There is also the potential for partnerships with other institutions. The Links to Health and Social Care team in particular is keen to work with other institutions to further boost the profile and reach of the journal. As the system is online and can be accessed anywhere, this works well for cross-institutional collaboration. The institutions do not even need to be in the same country, and the Links to Health and Social Care team is looking to collaborate with Karelia University in Finland.
OJS is a versatile system and it is not necessary to use every aspect of it to benefit from it. When we started this project, we envisaged that all the journals would use the system in the same way, but this did not turn out to be the case. Buy-in from your organization, library management, your service manager and journal managers is essential to make a journal service work as, without commitment, journals will fold. Providing appropriate levels of support is key too because if inexperienced journal managers are left too much to their own devices, especially at first, they may feel overwhelmed and the journal is more likely to fail. In the broader context, working with journal managers and editors offers an excellent opportunity for library staff to develop relationships and promote the library as a partner in the enabling of digital scholarship within their organization.
A list of the abbreviations and acronyms used in this and other Insights articles can be accessed here – click on the URL below and then select the ‘Abbreviations and Acronyms’ link at the top of the page it directs you to: http://www.uksg.org/publications#aa
The author has declared no competing interests.
Collister, L, Deliyannides, T and Dyas-Correia, S (2014). The library as publisher. The Serials Librarian 66(1–4): 20–29, DOI: https://doi.org/10.1080/0361526X.2014.879524 (accessed 25 May 2017).
Cox, J (2016). Communicating new library roles to enable digital scholarship: a review article. New Review of Academic Librarianship 22(2–3): 132–147, DOI: https://doi.org/10.1080/13614533.2016.1181665 (accessed 25 May 2017).
Higher Education Funding Council for England (2016). Policy for open access in the next Research Excellence Framework: updated November 2016. London: HEFCE. http://www.hefce.ac.uk/pubs/year/2016/201635/ (accessed 25 May 2017).
Liverpool John Moores University (2012). 2012–2017 strategic plan. Liverpool: Liverpool John Moores University. https://www.ljmu.ac.uk/~/media/files/ljmu/public-information-documents/strategic-plan/strategic_plan_2012_17.pdf?la=en (accessed 25 May 2017).
Public Knowledge Project: (). https://pkp.sfu.ca/ojs/ (accessed 26 May 2017).
Dobson, H (2017). Supporting student publishing: perspectives from the University of Manchester and beyond. Library Research Plus blog. February 28 2017 https://blog.research-plus.library.manchester.ac.uk/2017/02/28/supporting-student-publishing-perspectives-from-the-university-of-manchester-and-beyond/ (accessed 16 May 2017).

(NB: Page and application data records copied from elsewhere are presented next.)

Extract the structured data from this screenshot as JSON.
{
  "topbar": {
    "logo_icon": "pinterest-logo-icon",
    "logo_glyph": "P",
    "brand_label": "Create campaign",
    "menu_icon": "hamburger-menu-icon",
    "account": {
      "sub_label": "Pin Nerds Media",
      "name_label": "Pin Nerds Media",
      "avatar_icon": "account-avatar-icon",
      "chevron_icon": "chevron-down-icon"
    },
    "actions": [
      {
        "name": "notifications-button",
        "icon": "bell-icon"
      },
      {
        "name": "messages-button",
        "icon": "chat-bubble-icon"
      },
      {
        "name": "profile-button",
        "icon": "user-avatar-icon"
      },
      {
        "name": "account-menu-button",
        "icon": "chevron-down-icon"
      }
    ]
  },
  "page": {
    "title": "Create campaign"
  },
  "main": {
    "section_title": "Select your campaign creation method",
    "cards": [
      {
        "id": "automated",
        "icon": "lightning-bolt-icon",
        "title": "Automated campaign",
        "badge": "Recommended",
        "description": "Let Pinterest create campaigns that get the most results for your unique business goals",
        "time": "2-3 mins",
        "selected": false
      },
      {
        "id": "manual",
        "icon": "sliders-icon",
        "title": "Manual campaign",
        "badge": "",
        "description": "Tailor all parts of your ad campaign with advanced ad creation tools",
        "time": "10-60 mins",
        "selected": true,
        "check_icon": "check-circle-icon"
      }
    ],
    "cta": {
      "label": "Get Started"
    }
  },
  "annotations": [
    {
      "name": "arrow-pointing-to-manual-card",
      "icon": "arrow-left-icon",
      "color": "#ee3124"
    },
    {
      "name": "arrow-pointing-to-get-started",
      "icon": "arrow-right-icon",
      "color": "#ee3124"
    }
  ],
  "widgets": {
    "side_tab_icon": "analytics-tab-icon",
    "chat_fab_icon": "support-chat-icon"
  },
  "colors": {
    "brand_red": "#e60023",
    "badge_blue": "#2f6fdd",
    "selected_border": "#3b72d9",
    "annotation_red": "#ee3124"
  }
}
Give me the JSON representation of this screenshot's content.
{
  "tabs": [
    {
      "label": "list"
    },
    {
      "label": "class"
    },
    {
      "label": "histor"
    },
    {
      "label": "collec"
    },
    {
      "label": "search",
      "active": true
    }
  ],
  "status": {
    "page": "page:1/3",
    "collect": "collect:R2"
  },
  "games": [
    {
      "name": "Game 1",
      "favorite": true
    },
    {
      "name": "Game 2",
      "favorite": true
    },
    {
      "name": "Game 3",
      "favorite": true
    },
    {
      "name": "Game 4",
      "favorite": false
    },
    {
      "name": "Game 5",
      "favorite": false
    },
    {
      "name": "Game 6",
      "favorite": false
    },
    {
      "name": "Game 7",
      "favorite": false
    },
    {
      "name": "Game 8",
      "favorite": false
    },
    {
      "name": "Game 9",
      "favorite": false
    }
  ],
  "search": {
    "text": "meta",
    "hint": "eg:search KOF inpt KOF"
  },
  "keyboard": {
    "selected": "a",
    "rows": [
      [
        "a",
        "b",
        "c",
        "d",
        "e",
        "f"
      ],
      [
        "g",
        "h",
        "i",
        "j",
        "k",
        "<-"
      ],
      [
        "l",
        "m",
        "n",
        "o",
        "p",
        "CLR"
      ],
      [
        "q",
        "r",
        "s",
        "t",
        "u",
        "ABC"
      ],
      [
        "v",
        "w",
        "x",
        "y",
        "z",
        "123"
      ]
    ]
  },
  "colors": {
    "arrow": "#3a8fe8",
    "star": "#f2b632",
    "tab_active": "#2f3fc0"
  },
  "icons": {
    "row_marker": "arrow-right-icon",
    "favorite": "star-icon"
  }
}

Creative Commons: (). https://creativecommons.org/licenses/by-nc-nd/4.0/ (accessed 26 May 2017).
Directory of Open Access Journals: (). https://doaj.org/ (accessed 26 May 2017).
LJMU Research Support: (). https://twitter.com/LJMUResearch (accessed 26 May 2017).